Navigating directly to a byte offset in a file is significantly faster than searching for a magic number. Additionally, there is no guarantee that the magic number won't be found elsewhere within the data, which could cause the implementation to read from incorrect data if it starts reading from an invalid but "assumed correct" location.
After doing some additional implementation around this myself, I think the most significant thing to note is that "special purpose data may reside in the zip64 extensible data sector field" (following the Zip64 end of central directory record). Multiple of these fields may exist, and each starts with a header ID of 2 bytes, followed by a data size of 4 bytes - followed by the actual "special purpose data" - allowing for multiple 2^32 bytes (4 GB) of data. While this may seem extreme, doing so could certainly lead to needing to span disks between the locator and the "Zip64 end of central directory record". Larger amounts of data here would not only take longer to scan for the signature, but the random chance of accidentally finding the minimal 4 byte / 32-bit "zip64 end of central directory" signature will increase with the length of the data.

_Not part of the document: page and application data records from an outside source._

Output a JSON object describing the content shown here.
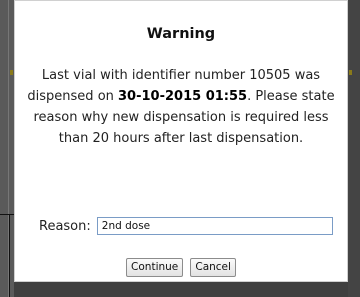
{
  "dialog": {
    "title": "Warning",
    "message": {
      "part1": "Last vial with identifier number 10505 was dispensed on ",
      "timestamp": "30-10-2015 01:55",
      "part2": ". Please state reason why new dispensation is required less than 20 hours after last dispensation."
    },
    "reason": {
      "label": "Reason:",
      "value": "2nd dose"
    },
    "buttons": {
      "continue_label": "Continue",
      "cancel_label": "Cancel"
    }
  }
}
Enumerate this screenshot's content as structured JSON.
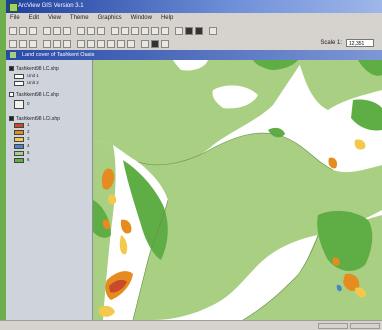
{
  "app": {
    "title": "ArcView GIS Version 3.1"
  },
  "menu": {
    "items": [
      "File",
      "Edit",
      "View",
      "Theme",
      "Graphics",
      "Window",
      "Help"
    ]
  },
  "toolbar": {
    "scale_label": "Scale 1:",
    "scale_value": "12,351"
  },
  "map_window": {
    "title": "Land cover of Tashkent Oasis"
  },
  "toc": {
    "layers": [
      {
        "name": "Tashkent98 LC.shp",
        "checked": true
      },
      {
        "name": "Tashkent98 LC.shp",
        "checked": false
      },
      {
        "name": "Tashkent98 LCi.shp",
        "checked": true
      }
    ],
    "legend1": [
      "Unit 1",
      "Unit 2"
    ],
    "legend2": [
      "0"
    ],
    "legend3": [
      "1",
      "2",
      "3",
      "4",
      "5",
      "6"
    ]
  },
  "colors": {
    "light_green": "#a9cf82",
    "dark_green": "#5fae45",
    "orange": "#e58b20",
    "yellow": "#f4c84a",
    "blue": "#4a86c6",
    "red": "#c84a2a"
  },
  "status": {
    "text": ""
  }
}
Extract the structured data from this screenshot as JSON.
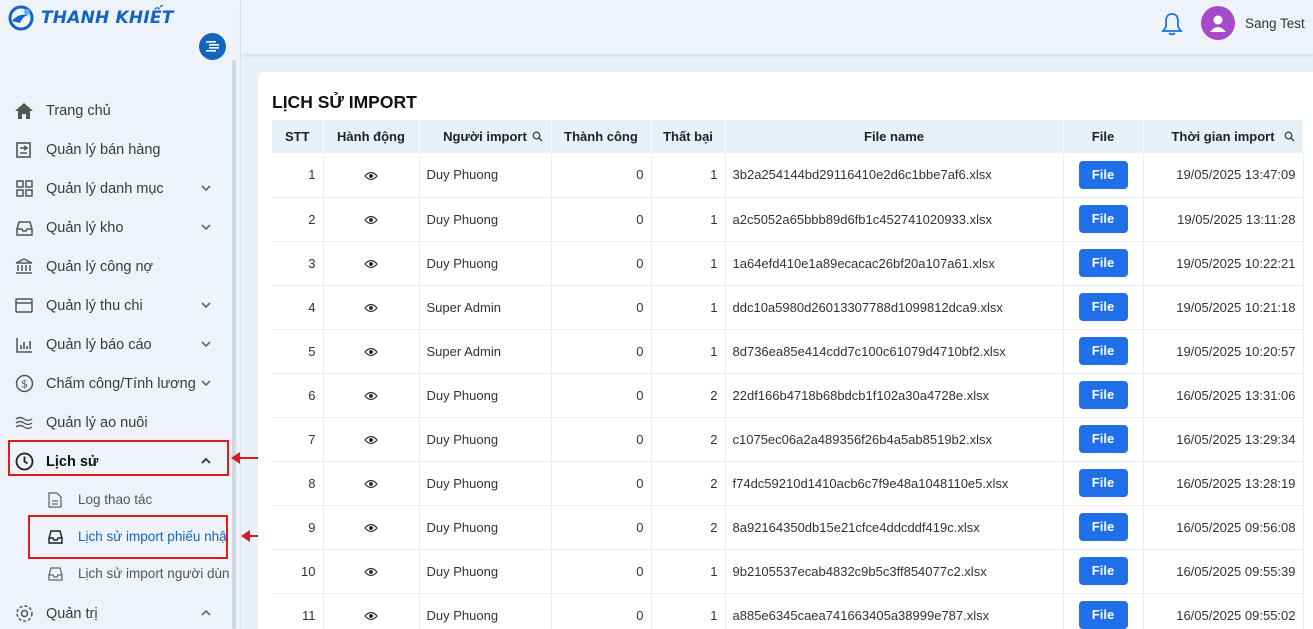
{
  "brand": {
    "name": "THANH KHIẾT"
  },
  "header": {
    "username": "Sang Test"
  },
  "menu": [
    {
      "label": "Trang chủ",
      "icon": "home-icon",
      "chev": ""
    },
    {
      "label": "Quản lý bán hàng",
      "icon": "sales-icon",
      "chev": ""
    },
    {
      "label": "Quản lý danh mục",
      "icon": "grid-icon",
      "chev": "down"
    },
    {
      "label": "Quản lý kho",
      "icon": "inbox-icon",
      "chev": "down"
    },
    {
      "label": "Quản lý công nợ",
      "icon": "bank-icon",
      "chev": ""
    },
    {
      "label": "Quản lý thu chi",
      "icon": "wallet-icon",
      "chev": "down"
    },
    {
      "label": "Quản lý báo cáo",
      "icon": "bar-chart-icon",
      "chev": "down"
    },
    {
      "label": "Chấm công/Tính lương",
      "icon": "dollar-icon",
      "chev": "down"
    },
    {
      "label": "Quản lý ao nuôi",
      "icon": "waves-icon",
      "chev": ""
    },
    {
      "label": "Lịch sử",
      "icon": "history-icon",
      "chev": "up"
    }
  ],
  "submenu": [
    {
      "label": "Log thao tác",
      "icon": "file-icon"
    },
    {
      "label": "Lịch sử import phiếu nhậ",
      "icon": "inbox-icon"
    },
    {
      "label": "Lịch sử import người dùn",
      "icon": "inbox-icon"
    }
  ],
  "menu_bottom": {
    "label": "Quản trị",
    "icon": "gear-icon"
  },
  "page": {
    "title": "LỊCH SỬ IMPORT"
  },
  "table": {
    "columns": [
      "STT",
      "Hành động",
      "Người import",
      "Thành công",
      "Thất bại",
      "File name",
      "File",
      "Thời gian import"
    ],
    "file_button": "File",
    "rows": [
      [
        "1",
        "Duy Phuong",
        "0",
        "1",
        "3b2a254144bd29116410e2d6c1bbe7af6.xlsx",
        "19/05/2025 13:47:09"
      ],
      [
        "2",
        "Duy Phuong",
        "0",
        "1",
        "a2c5052a65bbb89d6fb1c452741020933.xlsx",
        "19/05/2025 13:11:28"
      ],
      [
        "3",
        "Duy Phuong",
        "0",
        "1",
        "1a64efd410e1a89ecacac26bf20a107a61.xlsx",
        "19/05/2025 10:22:21"
      ],
      [
        "4",
        "Super Admin",
        "0",
        "1",
        "ddc10a5980d26013307788d1099812dca9.xlsx",
        "19/05/2025 10:21:18"
      ],
      [
        "5",
        "Super Admin",
        "0",
        "1",
        "8d736ea85e414cdd7c100c61079d4710bf2.xlsx",
        "19/05/2025 10:20:57"
      ],
      [
        "6",
        "Duy Phuong",
        "0",
        "2",
        "22df166b4718b68bdcb1f102a30a4728e.xlsx",
        "16/05/2025 13:31:06"
      ],
      [
        "7",
        "Duy Phuong",
        "0",
        "2",
        "c1075ec06a2a489356f26b4a5ab8519b2.xlsx",
        "16/05/2025 13:29:34"
      ],
      [
        "8",
        "Duy Phuong",
        "0",
        "2",
        "f74dc59210d1410acb6c7f9e48a1048110e5.xlsx",
        "16/05/2025 13:28:19"
      ],
      [
        "9",
        "Duy Phuong",
        "0",
        "2",
        "8a92164350db15e21cfce4ddcddf419c.xlsx",
        "16/05/2025 09:56:08"
      ],
      [
        "10",
        "Duy Phuong",
        "0",
        "1",
        "9b2105537ecab4832c9b5c3ff854077c2.xlsx",
        "16/05/2025 09:55:39"
      ],
      [
        "11",
        "Duy Phuong",
        "0",
        "1",
        "a885e6345caea741663405a38999e787.xlsx",
        "16/05/2025 09:55:02"
      ]
    ]
  },
  "colors": {
    "primary": "#1565c0",
    "button": "#1e6fe8",
    "highlight": "#e01a1a",
    "avatar": "#a64ac9"
  }
}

"the only way to look up the locator is by looking up the magic number for locator" is not true. If it exists, it should be immediately before the "End of central directory record". Reading back 20 bytes from there, then reading the next 4 bytes should yield the "zip64 end of central dir locator signature" - which can be used as a sanity check (rather than scanning for it).